= Provided data =
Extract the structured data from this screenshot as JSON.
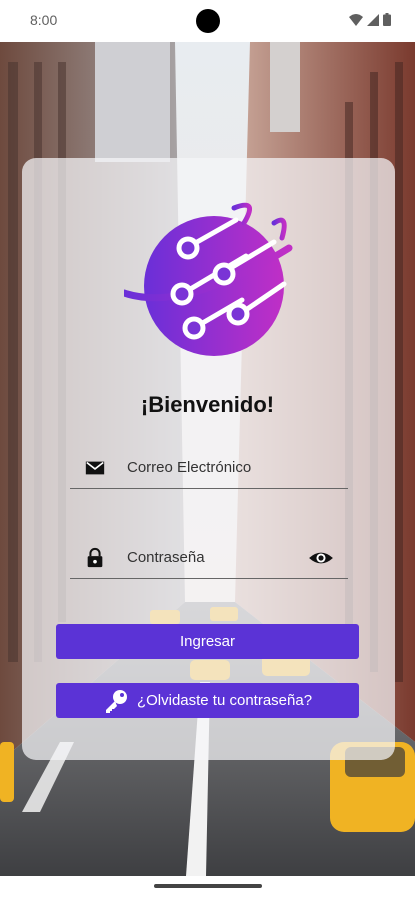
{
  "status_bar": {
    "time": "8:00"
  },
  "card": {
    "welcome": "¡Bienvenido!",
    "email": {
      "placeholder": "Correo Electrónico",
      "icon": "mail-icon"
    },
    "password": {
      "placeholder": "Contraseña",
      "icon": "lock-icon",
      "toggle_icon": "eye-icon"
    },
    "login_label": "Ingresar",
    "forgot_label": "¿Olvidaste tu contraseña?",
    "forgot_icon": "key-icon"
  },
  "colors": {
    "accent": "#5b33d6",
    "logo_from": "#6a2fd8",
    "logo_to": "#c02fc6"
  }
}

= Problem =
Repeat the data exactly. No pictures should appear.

= Answer box =
Extract the structured data from this screenshot as JSON.
{
  "status_bar": {
    "time": "8:00"
  },
  "card": {
    "welcome": "¡Bienvenido!",
    "email": {
      "placeholder": "Correo Electrónico",
      "icon": "mail-icon"
    },
    "password": {
      "placeholder": "Contraseña",
      "icon": "lock-icon",
      "toggle_icon": "eye-icon"
    },
    "login_label": "Ingresar",
    "forgot_label": "¿Olvidaste tu contraseña?",
    "forgot_icon": "key-icon"
  },
  "colors": {
    "accent": "#5b33d6",
    "logo_from": "#6a2fd8",
    "logo_to": "#c02fc6"
  }
}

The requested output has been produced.